After impressively debuting in ten-plus minutes of play in the Thunder's third game of the season, Cole Aldrich looked like he was ready to burrow his way into consistent playing time for Oklahoma City (11-5).
But soon after, this was proven not to be the case.
Maybe his initial performance can be credited to the fact that he saw his first NBA action on his birthday, which just also happens to be Halloween. Let's be honest, some 22-year-olds still go trick-or-treating and it isn't out of the question that Aldrich was on a sugar rush when he had that memorable putback slam against the Jazz on the Oct. 31.
Unfortunately he has yet to find the bottom of the net since then in nearly 40 minutes of play, which needless to say the Thunder found "spooky".
So they sent him down to the Tulsa 66ers of the NBA Development League this past Wednesday.
“Cole is a big part of our future and right now wasn’t seeing a lot of playing time,” Thunder coach Scott Brooks said.
“This just gives him an opportunity to go to Tulsa and play. We’ll work with him. We’ll still go there as much as we can to help him practice and watch games.”
On the bright side for the 22-year-old, his NBA career is less than a month old. And the list of successful players who have been assigned to the D-League during their first or second season, while not overly impressive, definitely offers hope for young Cole.
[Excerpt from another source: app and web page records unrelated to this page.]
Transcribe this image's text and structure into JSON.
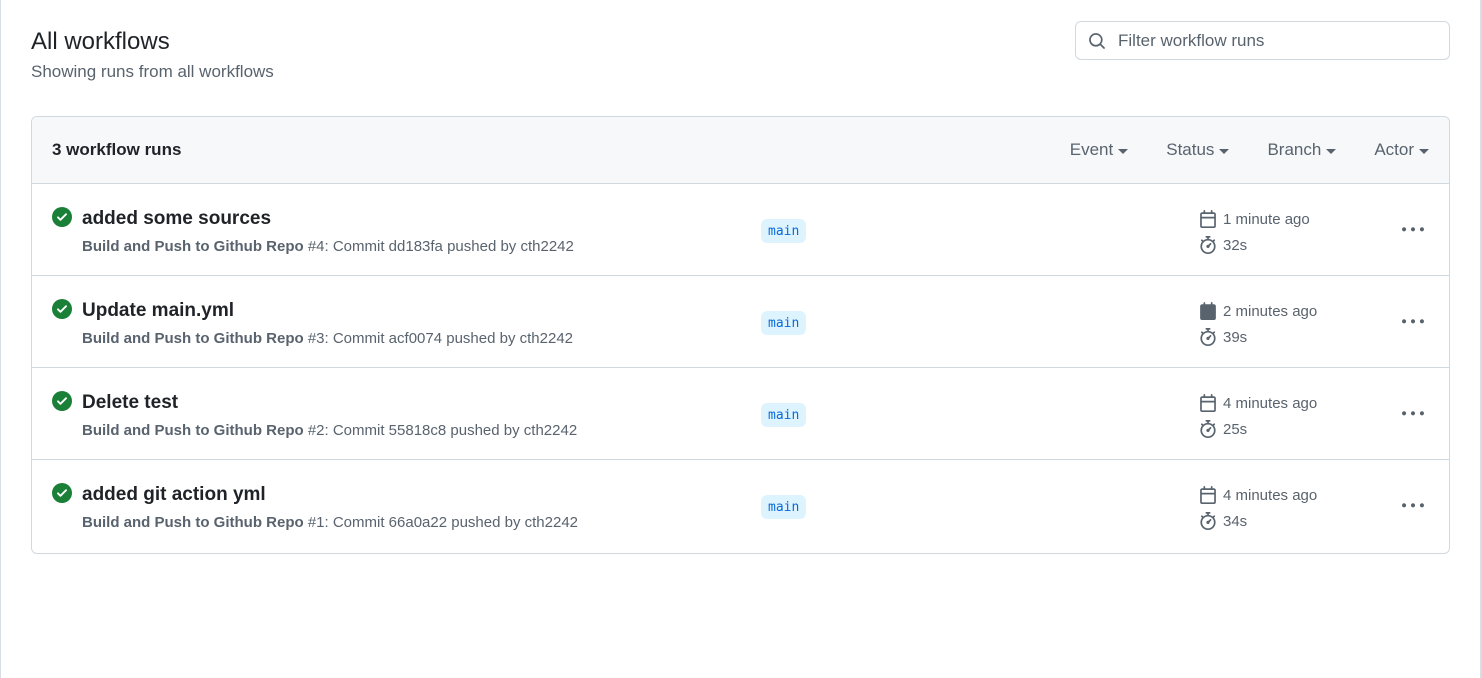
{
  "page": {
    "title": "All workflows",
    "subtitle": "Showing runs from all workflows"
  },
  "search": {
    "placeholder": "Filter workflow runs",
    "icon": "search-icon"
  },
  "runs_header": {
    "count_label": "3 workflow runs",
    "filters": [
      "Event",
      "Status",
      "Branch",
      "Actor"
    ]
  },
  "runs": [
    {
      "title": "added some sources",
      "workflow": "Build and Push to Github Repo",
      "run_number": "#4",
      "commit_text": ": Commit dd183fa pushed by cth2242",
      "branch": "main",
      "time_ago": "1 minute ago",
      "duration": "32s",
      "status": "success"
    },
    {
      "title": "Update main.yml",
      "workflow": "Build and Push to Github Repo",
      "run_number": "#3",
      "commit_text": ": Commit acf0074 pushed by cth2242",
      "branch": "main",
      "time_ago": "2 minutes ago",
      "duration": "39s",
      "status": "success"
    },
    {
      "title": "Delete test",
      "workflow": "Build and Push to Github Repo",
      "run_number": "#2",
      "commit_text": ": Commit 55818c8 pushed by cth2242",
      "branch": "main",
      "time_ago": "4 minutes ago",
      "duration": "25s",
      "status": "success"
    },
    {
      "title": "added git action yml",
      "workflow": "Build and Push to Github Repo",
      "run_number": "#1",
      "commit_text": ": Commit 66a0a22 pushed by cth2242",
      "branch": "main",
      "time_ago": "4 minutes ago",
      "duration": "34s",
      "status": "success"
    }
  ],
  "colors": {
    "success": "#1a7f37",
    "branch_bg": "#ddf4ff",
    "branch_fg": "#0969da",
    "muted": "#59636e",
    "border": "#d1d9e0"
  }
}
Aaron Brooks, Andray Blatche, Martell Webster and Ramon Sessions were all in his boat at one point in their careers.
None of those guys even sniffed the lottery portion of the draft, meaning Brooks and GM Sam Presti will likely be extra patient with the development of Aldrich, the 11th overall pick this past June.
Sending him down to Tulsa does seem like the obvious move at this point; Aldrich hasn't logged any minutes since Nov. 11 and appears to have no room to move up in the depth chart. Nenad Krstic (7.8 ppg, 4.9 rpg) likely won't be sticking around for too long (perhaps even after this season - he'll be a free agent at season's end) so it's clear that management envisions Aldrich as the center of the future despite inking 30-year-old backup Nick Collison to a four-year extension on Tuesday.
For now, the Thunder will keep a close watch on him during his Tulsa-time and look to see if he can manage the beast-like stats of 11 points, 10 rebounds, and nearly 3.5 blocks per game he posted his junior year at Kansas, the reason Presti traded for him on draft day to begin with.
While he's buried on the chart behind Krystic and Collison and just barely above second-year Byron Mullens, it makes sense to get Aldrich the playing time he needs to continue his development, albeit at a lower-level.
In two games with Tulsa thus far, Aldrich is averaging nine points, six rebounds, one block, and 5.5 personal fouls in 21 minutes of play. Work is definitely needed for the 6'11' big man but he's in the right place to get it.
As a reminder, rookies and second-year players are the only members on NBA rosters permitted to play in the D-League. A player is allowed a maximum of three assignments per season. He very well could go back and forth between both teams a few times as he gets more playing time under his belt.
Before long, Aldrich should be back on his horse, back in OKC, and ready to contribute.